The Cardinals went 1 for 8 with runners in scoring position Saturday. They are now 7-18 this season when hitting less than .250 with runners in scoring position in the game.

Paul Goldschmidt at Busch Stadium this season: .200 average, .254 onbase percentage, .318 slug, .572 OPS and a wRC+ that’s 31 percent below league average offensively. At home he’s also struck out 29 percent of the time and hit .143 with runners in scoring position.

Goldschmidt and Nolan Arenado have combined for four homers in 233 at-bats at Busch this season. That’s one home run every 58 at-bats. How bad is that? In 2022, Goldy and Arenado combined for 36 homers in 623 at-bats at Busch – an average of one HR every 17.3 at-bats.

Brendan Donovan is batting .300 with a .378 onbase percentage in his last 20 games and has seven doubles over that time.

Thanks for reading, and please enjoy your Sunday.


A 2023 inductee into the Missouri Sports Hall of Fame, Bernie hosts an opinionated sports-talk show on 590 The Fan, KFNS. It airs 3-6 p.m. Monday through Thursday and 4-6 p.m. Friday. Stream live or access the podcast on 590thefan.com or the 590 The Fan St. Louis app.

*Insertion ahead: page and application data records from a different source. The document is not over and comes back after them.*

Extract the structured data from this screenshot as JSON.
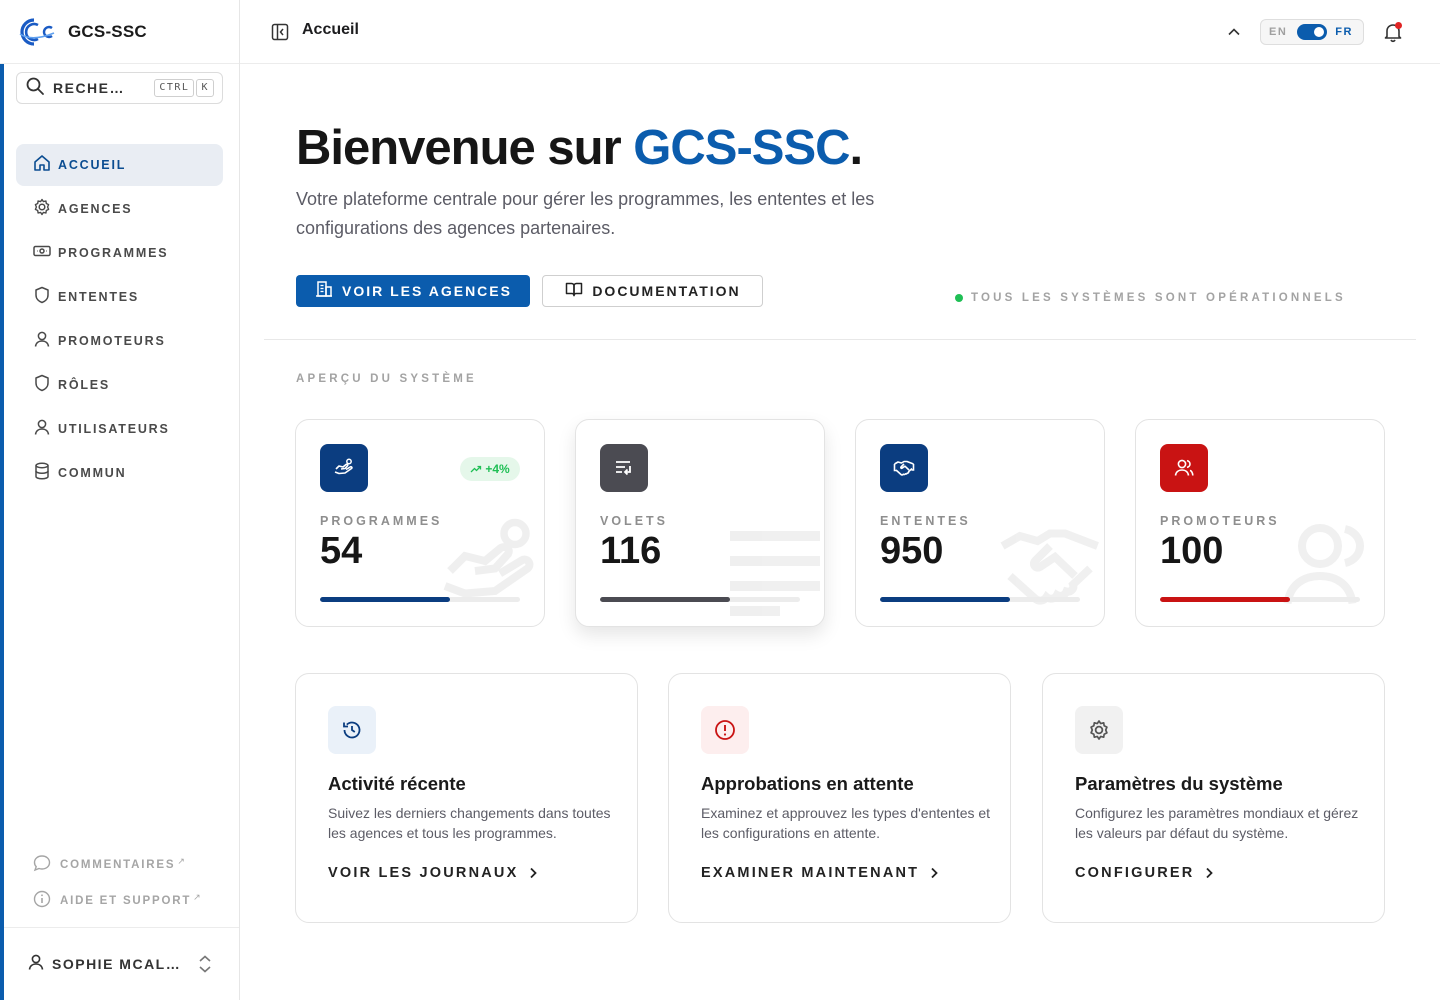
{
  "brand": {
    "name": "GCS-SSC",
    "logo_icon": "gcs-logo",
    "accent_color": "#0b5cad"
  },
  "search": {
    "label": "RECHERCHER",
    "shortcut_keys": [
      "CTRL",
      "K"
    ],
    "icon": "search-icon"
  },
  "sidebar": {
    "items": [
      {
        "label": "ACCUEIL",
        "icon": "home-icon",
        "active": true
      },
      {
        "label": "AGENCES",
        "icon": "gear-icon"
      },
      {
        "label": "PROGRAMMES",
        "icon": "banknote-icon"
      },
      {
        "label": "ENTENTES",
        "icon": "shield-icon"
      },
      {
        "label": "PROMOTEURS",
        "icon": "user-icon"
      },
      {
        "label": "RÔLES",
        "icon": "shield-icon"
      },
      {
        "label": "UTILISATEURS",
        "icon": "user-icon"
      },
      {
        "label": "COMMUN",
        "icon": "database-icon"
      }
    ],
    "footer_links": [
      {
        "label": "COMMENTAIRES",
        "icon": "comment-icon",
        "external": "↗"
      },
      {
        "label": "AIDE ET SUPPORT",
        "icon": "info-icon",
        "external": "↗"
      }
    ],
    "user": {
      "name": "SOPHIE MCALLISTER",
      "icon": "user-icon"
    }
  },
  "topbar": {
    "breadcrumb": "Accueil",
    "language": {
      "off": "EN",
      "on": "FR",
      "selected": "FR"
    },
    "notification_dot_color": "#e02424"
  },
  "hero": {
    "title_prefix": "Bienvenue sur ",
    "title_brand": "GCS-SSC",
    "title_suffix": ".",
    "subtitle": "Votre plateforme centrale pour gérer les programmes, les ententes et les configurations des agences partenaires.",
    "primary_button": "VOIR LES AGENCES",
    "secondary_button": "DOCUMENTATION",
    "status": "TOUS LES SYSTÈMES SONT OPÉRATIONNELS",
    "status_color": "#1fbf55"
  },
  "overview": {
    "section_label": "APERÇU DU SYSTÈME",
    "stats": [
      {
        "label": "PROGRAMMES",
        "value": "54",
        "trend": "+4%",
        "color": "#0b3d80",
        "progress": 0.65
      },
      {
        "label": "VOLETS",
        "value": "116",
        "color": "#4b4b52",
        "progress": 0.65
      },
      {
        "label": "ENTENTES",
        "value": "950",
        "color": "#0b3d80",
        "progress": 0.65
      },
      {
        "label": "PROMOTEURS",
        "value": "100",
        "color": "#c91313",
        "progress": 0.65
      }
    ]
  },
  "features": [
    {
      "title": "Activité récente",
      "description": "Suivez les derniers changements dans toutes les agences et tous les programmes.",
      "link": "VOIR LES JOURNAUX",
      "icon": "history-icon",
      "icon_color": "#0b3d80",
      "icon_bg": "#eaf1f9"
    },
    {
      "title": "Approbations en attente",
      "description": "Examinez et approuvez les types d'ententes et les configurations en attente.",
      "link": "EXAMINER MAINTENANT",
      "icon": "alert-circle-icon",
      "icon_color": "#c91313",
      "icon_bg": "#fdeeee"
    },
    {
      "title": "Paramètres du système",
      "description": "Configurez les paramètres mondiaux et gérez les valeurs par défaut du système.",
      "link": "CONFIGURER",
      "icon": "gear-icon",
      "icon_color": "#555555",
      "icon_bg": "#f1f1f1"
    }
  ]
}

Please follow Bernie on Twitter @miklasz and on Threads @miklaszb

Stats used in my baseball columns are sourced from FanGraphs, Baseball Reference, StatHead, Baseball Savant, Baseball Prospectus, Sports Info Solutions, Spotrac and Cot’s Contracts unless otherwise noted.

Bernie Miklasz

Bernie Miklasz

For the last 36 years Bernie Miklasz has entertained, enlightened, and connected with generations of St. Louis sports fans.

While best known for his voice as the lead sports columnist at the Post-Dispatch for 26 years, Bernie has also written for The Athletic, Dallas Morning News and Baltimore News American. A 2023 inductee into the Missouri Sports Hall of Fame, Bernie has hosted radio shows in St. Louis, Dallas, Baltimore and Washington D.C.

Bernie, his wife Kirsten and their cats reside in the Skinker-DeBaliviere neighborhood of St. Louis.